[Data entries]
*** Block opens ***

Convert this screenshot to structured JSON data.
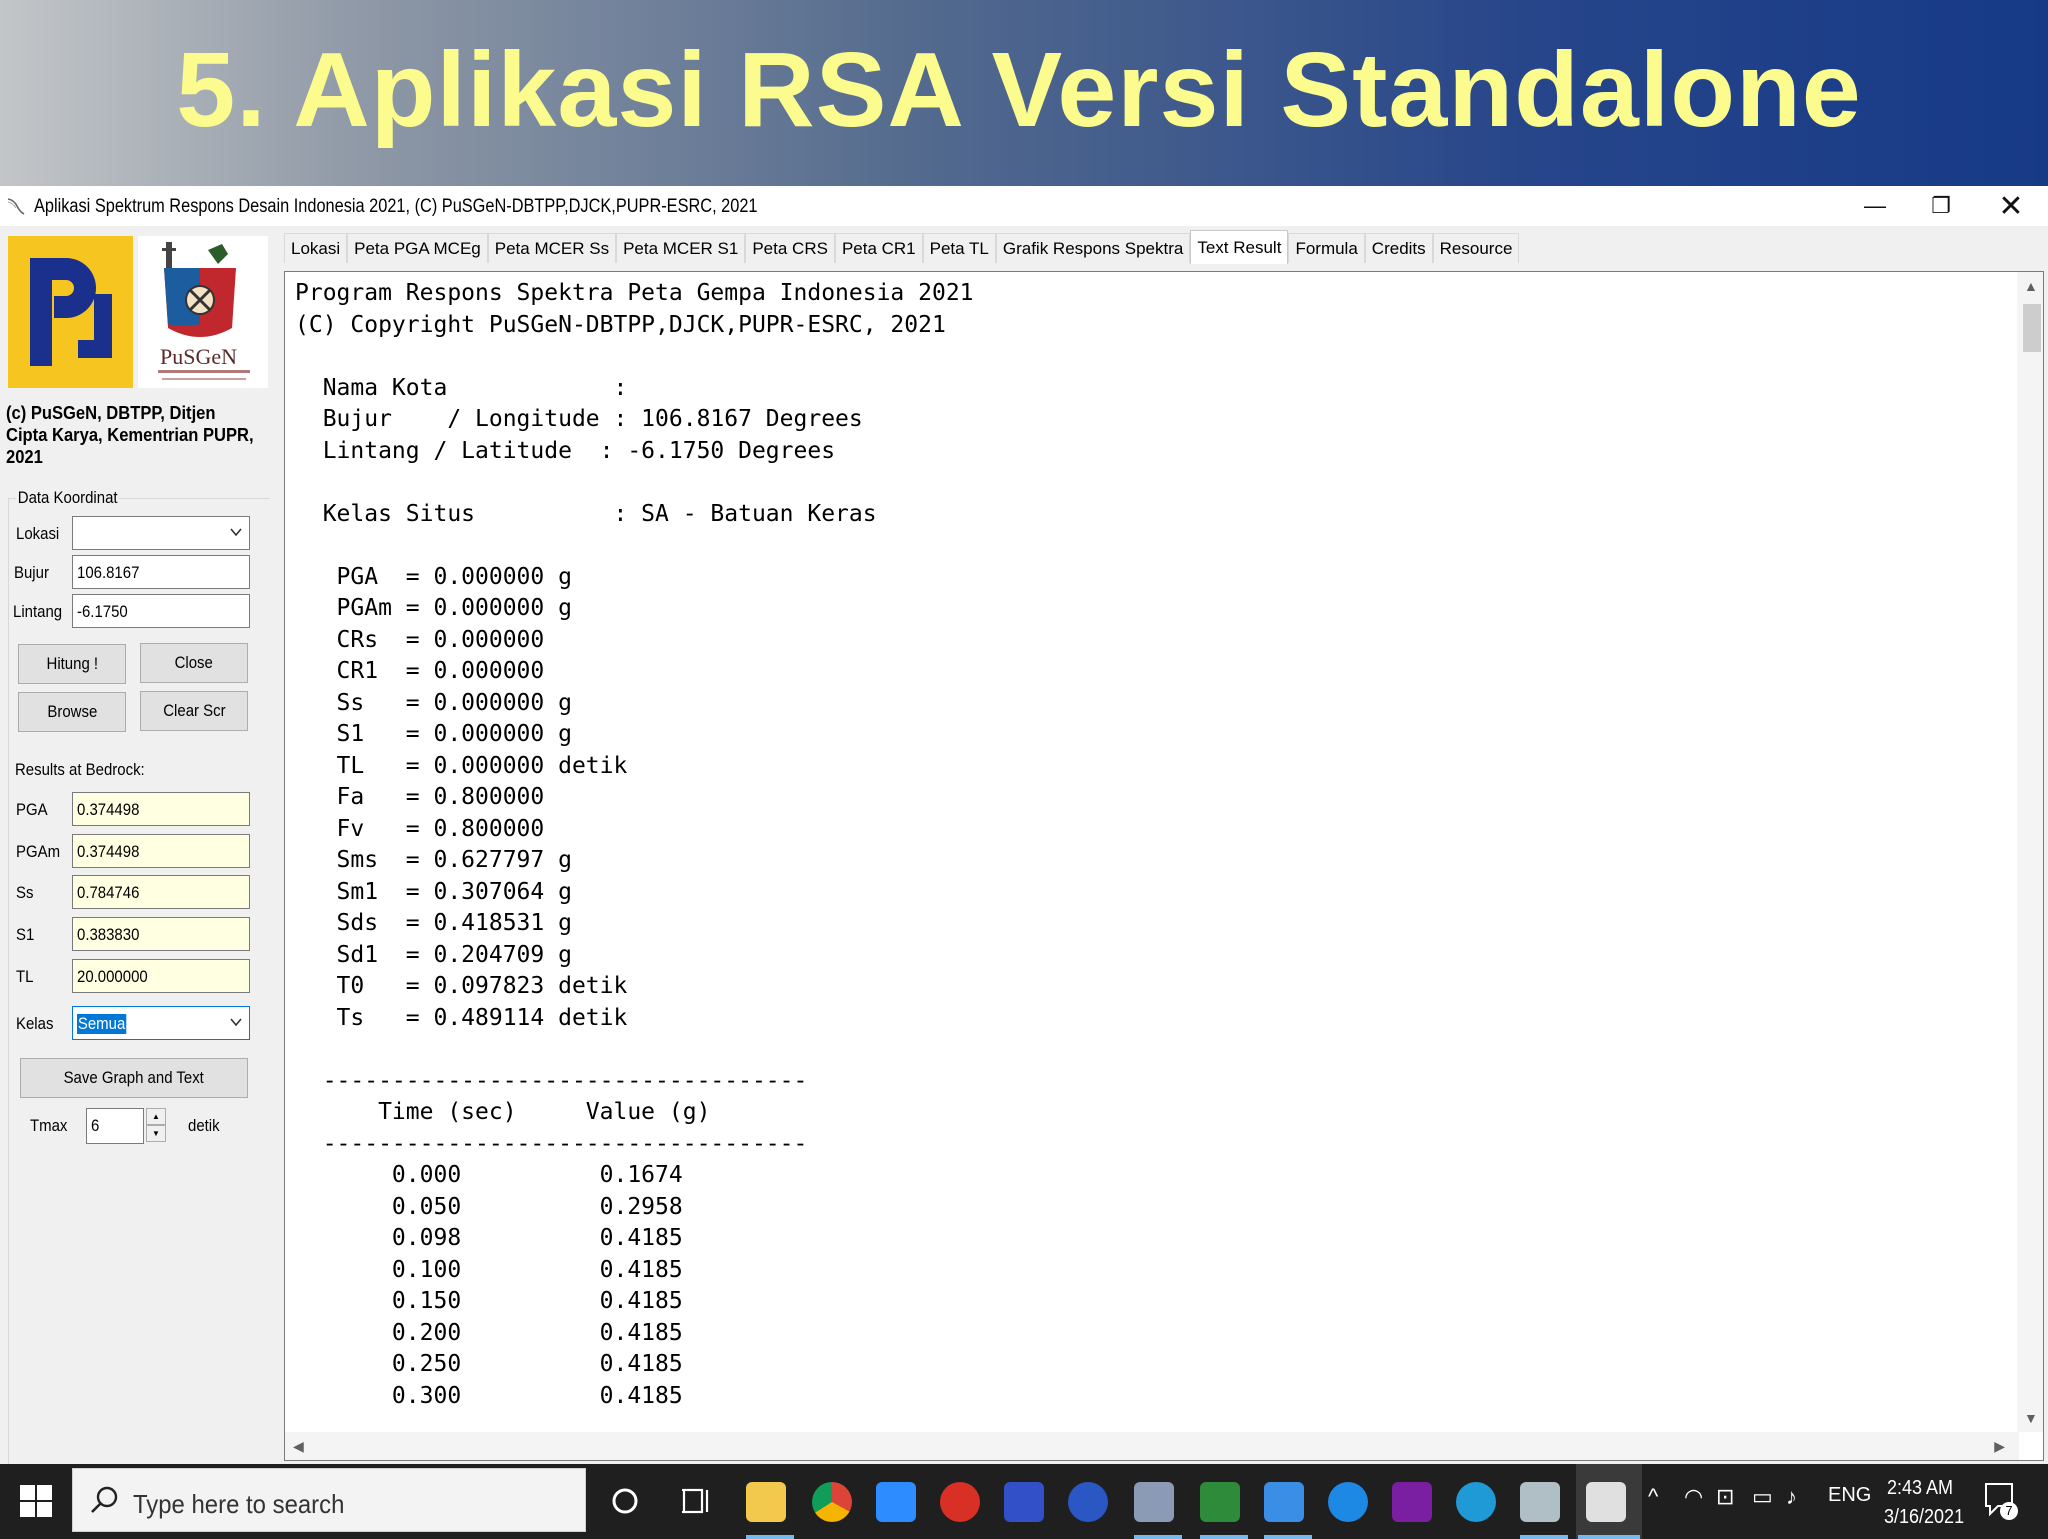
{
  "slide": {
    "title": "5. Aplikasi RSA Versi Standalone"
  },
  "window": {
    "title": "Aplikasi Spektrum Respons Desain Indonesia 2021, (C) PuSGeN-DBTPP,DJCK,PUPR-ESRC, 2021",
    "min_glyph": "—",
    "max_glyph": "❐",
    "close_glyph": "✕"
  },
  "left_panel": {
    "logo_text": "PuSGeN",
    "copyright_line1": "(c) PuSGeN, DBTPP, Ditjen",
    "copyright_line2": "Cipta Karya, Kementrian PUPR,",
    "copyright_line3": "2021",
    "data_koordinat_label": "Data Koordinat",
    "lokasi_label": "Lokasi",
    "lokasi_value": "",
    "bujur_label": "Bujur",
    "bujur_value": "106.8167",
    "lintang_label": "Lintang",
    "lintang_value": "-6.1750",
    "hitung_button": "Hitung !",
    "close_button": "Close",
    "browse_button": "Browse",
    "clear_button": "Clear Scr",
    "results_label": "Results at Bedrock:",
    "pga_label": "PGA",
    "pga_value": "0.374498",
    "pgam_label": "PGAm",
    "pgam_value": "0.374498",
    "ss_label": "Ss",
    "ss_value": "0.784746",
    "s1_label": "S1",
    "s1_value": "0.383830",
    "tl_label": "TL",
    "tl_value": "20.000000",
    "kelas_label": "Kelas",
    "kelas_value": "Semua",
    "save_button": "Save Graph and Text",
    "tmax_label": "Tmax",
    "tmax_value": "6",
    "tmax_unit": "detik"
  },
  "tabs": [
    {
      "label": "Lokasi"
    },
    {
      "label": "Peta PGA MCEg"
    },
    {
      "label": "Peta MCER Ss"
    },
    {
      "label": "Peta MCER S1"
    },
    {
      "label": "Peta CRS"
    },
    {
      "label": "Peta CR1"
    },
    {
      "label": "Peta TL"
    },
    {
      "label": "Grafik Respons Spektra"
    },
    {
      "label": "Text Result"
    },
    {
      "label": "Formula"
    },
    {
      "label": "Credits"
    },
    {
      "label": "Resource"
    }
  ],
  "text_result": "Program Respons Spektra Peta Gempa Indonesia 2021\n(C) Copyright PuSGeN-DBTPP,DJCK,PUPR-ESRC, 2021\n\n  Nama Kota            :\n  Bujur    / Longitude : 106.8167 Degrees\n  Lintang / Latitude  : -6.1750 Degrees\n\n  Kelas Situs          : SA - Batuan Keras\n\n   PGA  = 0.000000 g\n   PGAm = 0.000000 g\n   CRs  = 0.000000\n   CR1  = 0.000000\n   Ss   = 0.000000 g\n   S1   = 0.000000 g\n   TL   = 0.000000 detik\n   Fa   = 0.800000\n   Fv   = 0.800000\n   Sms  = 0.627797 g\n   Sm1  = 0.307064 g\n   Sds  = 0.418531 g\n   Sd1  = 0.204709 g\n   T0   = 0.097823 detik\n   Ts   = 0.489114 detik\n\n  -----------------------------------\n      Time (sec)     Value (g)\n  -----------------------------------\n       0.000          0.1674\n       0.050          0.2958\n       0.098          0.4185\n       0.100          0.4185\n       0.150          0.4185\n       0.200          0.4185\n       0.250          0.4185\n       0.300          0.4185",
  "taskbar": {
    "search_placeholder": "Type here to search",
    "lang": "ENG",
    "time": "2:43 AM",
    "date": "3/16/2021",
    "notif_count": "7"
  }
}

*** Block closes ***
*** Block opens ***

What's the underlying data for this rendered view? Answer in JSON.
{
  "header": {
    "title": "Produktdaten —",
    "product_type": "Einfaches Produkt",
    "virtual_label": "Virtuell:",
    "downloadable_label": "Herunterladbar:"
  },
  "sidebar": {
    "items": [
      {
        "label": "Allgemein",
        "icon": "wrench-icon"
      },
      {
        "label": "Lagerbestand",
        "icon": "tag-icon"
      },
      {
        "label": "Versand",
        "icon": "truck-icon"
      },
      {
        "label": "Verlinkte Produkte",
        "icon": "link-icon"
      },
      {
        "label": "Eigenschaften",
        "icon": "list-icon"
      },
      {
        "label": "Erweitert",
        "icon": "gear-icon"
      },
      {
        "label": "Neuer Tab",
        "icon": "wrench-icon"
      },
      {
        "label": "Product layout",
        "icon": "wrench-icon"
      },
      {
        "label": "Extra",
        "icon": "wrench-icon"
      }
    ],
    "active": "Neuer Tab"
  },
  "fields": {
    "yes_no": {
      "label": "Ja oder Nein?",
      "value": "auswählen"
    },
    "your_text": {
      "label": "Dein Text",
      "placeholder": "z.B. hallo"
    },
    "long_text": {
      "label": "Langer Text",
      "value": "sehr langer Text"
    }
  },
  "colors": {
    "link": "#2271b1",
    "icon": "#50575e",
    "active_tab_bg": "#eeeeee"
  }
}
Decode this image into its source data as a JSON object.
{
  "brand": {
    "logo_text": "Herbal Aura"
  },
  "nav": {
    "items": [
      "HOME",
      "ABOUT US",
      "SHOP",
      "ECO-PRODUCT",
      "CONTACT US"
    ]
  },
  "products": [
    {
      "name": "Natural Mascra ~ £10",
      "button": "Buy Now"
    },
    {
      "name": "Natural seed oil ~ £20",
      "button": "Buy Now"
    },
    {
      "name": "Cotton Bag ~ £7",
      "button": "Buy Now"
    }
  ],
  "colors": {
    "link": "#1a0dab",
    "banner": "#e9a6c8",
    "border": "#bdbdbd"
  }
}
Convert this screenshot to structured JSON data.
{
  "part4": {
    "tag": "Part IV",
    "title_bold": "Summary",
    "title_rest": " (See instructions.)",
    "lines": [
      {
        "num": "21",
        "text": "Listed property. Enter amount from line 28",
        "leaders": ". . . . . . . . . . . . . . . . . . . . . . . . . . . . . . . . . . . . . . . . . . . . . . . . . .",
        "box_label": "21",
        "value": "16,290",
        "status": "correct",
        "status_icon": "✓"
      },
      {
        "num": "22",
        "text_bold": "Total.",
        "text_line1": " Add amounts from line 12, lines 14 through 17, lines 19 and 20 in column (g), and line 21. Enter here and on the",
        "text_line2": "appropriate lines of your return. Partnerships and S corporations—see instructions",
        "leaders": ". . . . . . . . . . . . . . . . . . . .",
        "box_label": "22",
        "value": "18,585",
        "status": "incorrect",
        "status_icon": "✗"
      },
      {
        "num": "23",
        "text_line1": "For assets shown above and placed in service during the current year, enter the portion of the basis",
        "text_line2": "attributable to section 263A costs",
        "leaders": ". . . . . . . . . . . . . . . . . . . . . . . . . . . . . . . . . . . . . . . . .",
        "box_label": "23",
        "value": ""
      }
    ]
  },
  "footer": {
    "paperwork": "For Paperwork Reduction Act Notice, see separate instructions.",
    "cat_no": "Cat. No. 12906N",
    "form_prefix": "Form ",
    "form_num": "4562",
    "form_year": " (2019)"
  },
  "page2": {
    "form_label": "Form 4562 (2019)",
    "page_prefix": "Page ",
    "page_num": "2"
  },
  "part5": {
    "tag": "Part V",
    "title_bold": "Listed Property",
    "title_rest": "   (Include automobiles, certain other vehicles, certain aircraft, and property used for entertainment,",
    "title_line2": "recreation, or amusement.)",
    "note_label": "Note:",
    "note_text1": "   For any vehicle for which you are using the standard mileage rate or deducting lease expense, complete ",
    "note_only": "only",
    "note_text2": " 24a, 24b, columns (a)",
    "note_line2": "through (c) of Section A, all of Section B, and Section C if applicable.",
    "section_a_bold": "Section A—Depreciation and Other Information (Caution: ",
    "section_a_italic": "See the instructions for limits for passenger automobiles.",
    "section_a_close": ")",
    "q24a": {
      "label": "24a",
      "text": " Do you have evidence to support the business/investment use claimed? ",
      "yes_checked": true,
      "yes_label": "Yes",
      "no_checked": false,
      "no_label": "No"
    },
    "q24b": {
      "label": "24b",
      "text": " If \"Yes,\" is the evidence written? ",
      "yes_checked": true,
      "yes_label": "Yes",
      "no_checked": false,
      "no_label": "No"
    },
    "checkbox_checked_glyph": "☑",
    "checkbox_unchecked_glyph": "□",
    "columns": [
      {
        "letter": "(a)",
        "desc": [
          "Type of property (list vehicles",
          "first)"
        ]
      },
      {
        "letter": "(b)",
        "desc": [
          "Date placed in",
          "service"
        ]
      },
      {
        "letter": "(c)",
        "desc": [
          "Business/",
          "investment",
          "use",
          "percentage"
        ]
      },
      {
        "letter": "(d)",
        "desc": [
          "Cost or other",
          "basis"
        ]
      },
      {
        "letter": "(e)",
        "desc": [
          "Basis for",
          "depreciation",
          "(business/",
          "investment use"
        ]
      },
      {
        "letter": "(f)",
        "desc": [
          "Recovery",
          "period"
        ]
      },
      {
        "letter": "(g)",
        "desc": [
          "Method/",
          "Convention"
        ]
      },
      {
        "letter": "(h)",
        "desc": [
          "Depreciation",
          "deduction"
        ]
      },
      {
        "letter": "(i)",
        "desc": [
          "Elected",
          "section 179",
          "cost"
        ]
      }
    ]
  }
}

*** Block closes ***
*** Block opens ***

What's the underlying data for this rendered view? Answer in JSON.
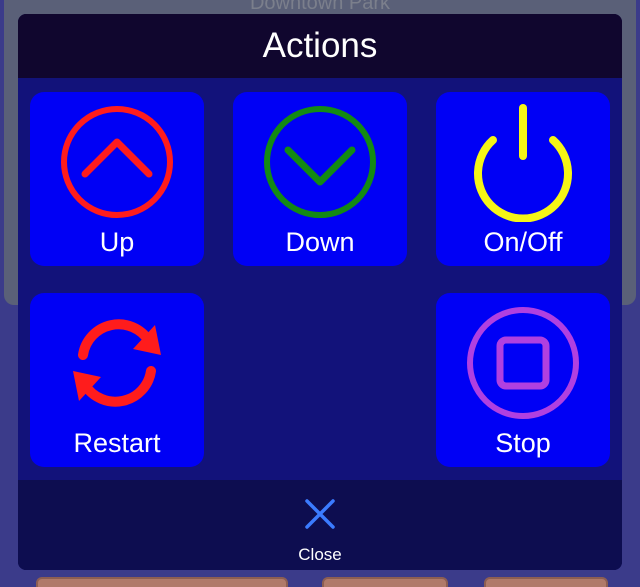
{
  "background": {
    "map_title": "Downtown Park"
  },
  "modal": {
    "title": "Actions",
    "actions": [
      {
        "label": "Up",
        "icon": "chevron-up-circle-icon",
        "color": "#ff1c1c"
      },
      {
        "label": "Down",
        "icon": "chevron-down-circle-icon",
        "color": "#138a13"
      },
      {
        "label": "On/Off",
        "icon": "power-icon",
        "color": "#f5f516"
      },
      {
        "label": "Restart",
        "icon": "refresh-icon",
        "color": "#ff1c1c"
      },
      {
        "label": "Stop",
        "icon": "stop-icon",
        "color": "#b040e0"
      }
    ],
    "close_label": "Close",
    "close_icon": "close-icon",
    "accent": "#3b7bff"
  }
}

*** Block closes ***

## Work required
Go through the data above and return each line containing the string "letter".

## Response area
        "letter": "(a)",
        "letter": "(b)",
        "letter": "(c)",
        "letter": "(d)",
        "letter": "(e)",
        "letter": "(f)",
        "letter": "(g)",
        "letter": "(h)",
        "letter": "(i)",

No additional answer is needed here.